INSTRUCTIONS FOR THE TASK: Reproduce the entries below character for character.

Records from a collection
((

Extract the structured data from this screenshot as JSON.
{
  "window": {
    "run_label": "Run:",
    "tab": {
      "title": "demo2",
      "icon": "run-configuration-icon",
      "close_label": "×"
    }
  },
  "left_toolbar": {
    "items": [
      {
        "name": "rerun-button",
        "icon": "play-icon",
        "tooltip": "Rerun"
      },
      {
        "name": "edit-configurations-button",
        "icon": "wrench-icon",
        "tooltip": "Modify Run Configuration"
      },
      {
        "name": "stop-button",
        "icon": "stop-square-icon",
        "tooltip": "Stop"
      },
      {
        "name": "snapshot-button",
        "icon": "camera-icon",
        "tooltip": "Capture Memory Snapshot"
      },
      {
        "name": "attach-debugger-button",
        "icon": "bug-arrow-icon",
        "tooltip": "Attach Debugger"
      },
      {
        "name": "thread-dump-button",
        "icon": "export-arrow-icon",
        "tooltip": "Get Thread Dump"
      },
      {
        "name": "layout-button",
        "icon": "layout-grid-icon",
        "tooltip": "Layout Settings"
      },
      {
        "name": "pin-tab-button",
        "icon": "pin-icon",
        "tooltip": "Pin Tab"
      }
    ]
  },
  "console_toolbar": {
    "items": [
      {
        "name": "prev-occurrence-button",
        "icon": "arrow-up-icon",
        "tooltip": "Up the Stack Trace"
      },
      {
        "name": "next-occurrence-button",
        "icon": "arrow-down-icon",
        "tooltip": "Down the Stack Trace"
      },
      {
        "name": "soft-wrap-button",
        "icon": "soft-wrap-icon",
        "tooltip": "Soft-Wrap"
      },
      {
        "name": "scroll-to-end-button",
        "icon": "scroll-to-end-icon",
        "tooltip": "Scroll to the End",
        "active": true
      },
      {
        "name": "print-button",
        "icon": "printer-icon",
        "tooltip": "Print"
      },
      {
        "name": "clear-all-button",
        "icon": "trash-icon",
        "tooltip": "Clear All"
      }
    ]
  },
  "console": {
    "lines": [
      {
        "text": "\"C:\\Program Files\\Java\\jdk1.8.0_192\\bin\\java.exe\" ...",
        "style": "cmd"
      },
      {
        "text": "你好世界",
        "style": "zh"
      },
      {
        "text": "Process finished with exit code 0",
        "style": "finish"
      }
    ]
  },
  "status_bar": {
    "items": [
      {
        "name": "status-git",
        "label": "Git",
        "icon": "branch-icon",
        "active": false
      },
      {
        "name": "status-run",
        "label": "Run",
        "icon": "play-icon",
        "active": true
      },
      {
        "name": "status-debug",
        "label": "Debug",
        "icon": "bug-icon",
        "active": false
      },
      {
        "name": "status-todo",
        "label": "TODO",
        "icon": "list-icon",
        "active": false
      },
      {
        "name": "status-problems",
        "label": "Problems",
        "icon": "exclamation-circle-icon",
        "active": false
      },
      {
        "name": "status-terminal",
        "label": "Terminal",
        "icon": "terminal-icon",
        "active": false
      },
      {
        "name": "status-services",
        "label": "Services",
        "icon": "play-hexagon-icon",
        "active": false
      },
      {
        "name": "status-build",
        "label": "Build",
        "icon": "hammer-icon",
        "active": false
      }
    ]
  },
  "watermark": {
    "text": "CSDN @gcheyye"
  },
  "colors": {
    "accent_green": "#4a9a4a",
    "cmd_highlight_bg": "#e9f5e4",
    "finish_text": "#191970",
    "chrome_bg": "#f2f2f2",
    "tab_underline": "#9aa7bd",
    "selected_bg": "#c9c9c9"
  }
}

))

YOUR SOLUTION:
Extract the structured data from this screenshot as JSON.
{
  "window": {
    "run_label": "Run:",
    "tab": {
      "title": "demo2",
      "icon": "run-configuration-icon",
      "close_label": "×"
    }
  },
  "left_toolbar": {
    "items": [
      {
        "name": "rerun-button",
        "icon": "play-icon",
        "tooltip": "Rerun"
      },
      {
        "name": "edit-configurations-button",
        "icon": "wrench-icon",
        "tooltip": "Modify Run Configuration"
      },
      {
        "name": "stop-button",
        "icon": "stop-square-icon",
        "tooltip": "Stop"
      },
      {
        "name": "snapshot-button",
        "icon": "camera-icon",
        "tooltip": "Capture Memory Snapshot"
      },
      {
        "name": "attach-debugger-button",
        "icon": "bug-arrow-icon",
        "tooltip": "Attach Debugger"
      },
      {
        "name": "thread-dump-button",
        "icon": "export-arrow-icon",
        "tooltip": "Get Thread Dump"
      },
      {
        "name": "layout-button",
        "icon": "layout-grid-icon",
        "tooltip": "Layout Settings"
      },
      {
        "name": "pin-tab-button",
        "icon": "pin-icon",
        "tooltip": "Pin Tab"
      }
    ]
  },
  "console_toolbar": {
    "items": [
      {
        "name": "prev-occurrence-button",
        "icon": "arrow-up-icon",
        "tooltip": "Up the Stack Trace"
      },
      {
        "name": "next-occurrence-button",
        "icon": "arrow-down-icon",
        "tooltip": "Down the Stack Trace"
      },
      {
        "name": "soft-wrap-button",
        "icon": "soft-wrap-icon",
        "tooltip": "Soft-Wrap"
      },
      {
        "name": "scroll-to-end-button",
        "icon": "scroll-to-end-icon",
        "tooltip": "Scroll to the End",
        "active": true
      },
      {
        "name": "print-button",
        "icon": "printer-icon",
        "tooltip": "Print"
      },
      {
        "name": "clear-all-button",
        "icon": "trash-icon",
        "tooltip": "Clear All"
      }
    ]
  },
  "console": {
    "lines": [
      {
        "text": "\"C:\\Program Files\\Java\\jdk1.8.0_192\\bin\\java.exe\" ...",
        "style": "cmd"
      },
      {
        "text": "你好世界",
        "style": "zh"
      },
      {
        "text": "Process finished with exit code 0",
        "style": "finish"
      }
    ]
  },
  "status_bar": {
    "items": [
      {
        "name": "status-git",
        "label": "Git",
        "icon": "branch-icon",
        "active": false
      },
      {
        "name": "status-run",
        "label": "Run",
        "icon": "play-icon",
        "active": true
      },
      {
        "name": "status-debug",
        "label": "Debug",
        "icon": "bug-icon",
        "active": false
      },
      {
        "name": "status-todo",
        "label": "TODO",
        "icon": "list-icon",
        "active": false
      },
      {
        "name": "status-problems",
        "label": "Problems",
        "icon": "exclamation-circle-icon",
        "active": false
      },
      {
        "name": "status-terminal",
        "label": "Terminal",
        "icon": "terminal-icon",
        "active": false
      },
      {
        "name": "status-services",
        "label": "Services",
        "icon": "play-hexagon-icon",
        "active": false
      },
      {
        "name": "status-build",
        "label": "Build",
        "icon": "hammer-icon",
        "active": false
      }
    ]
  },
  "watermark": {
    "text": "CSDN @gcheyye"
  },
  "colors": {
    "accent_green": "#4a9a4a",
    "cmd_highlight_bg": "#e9f5e4",
    "finish_text": "#191970",
    "chrome_bg": "#f2f2f2",
    "tab_underline": "#9aa7bd",
    "selected_bg": "#c9c9c9"
  }
}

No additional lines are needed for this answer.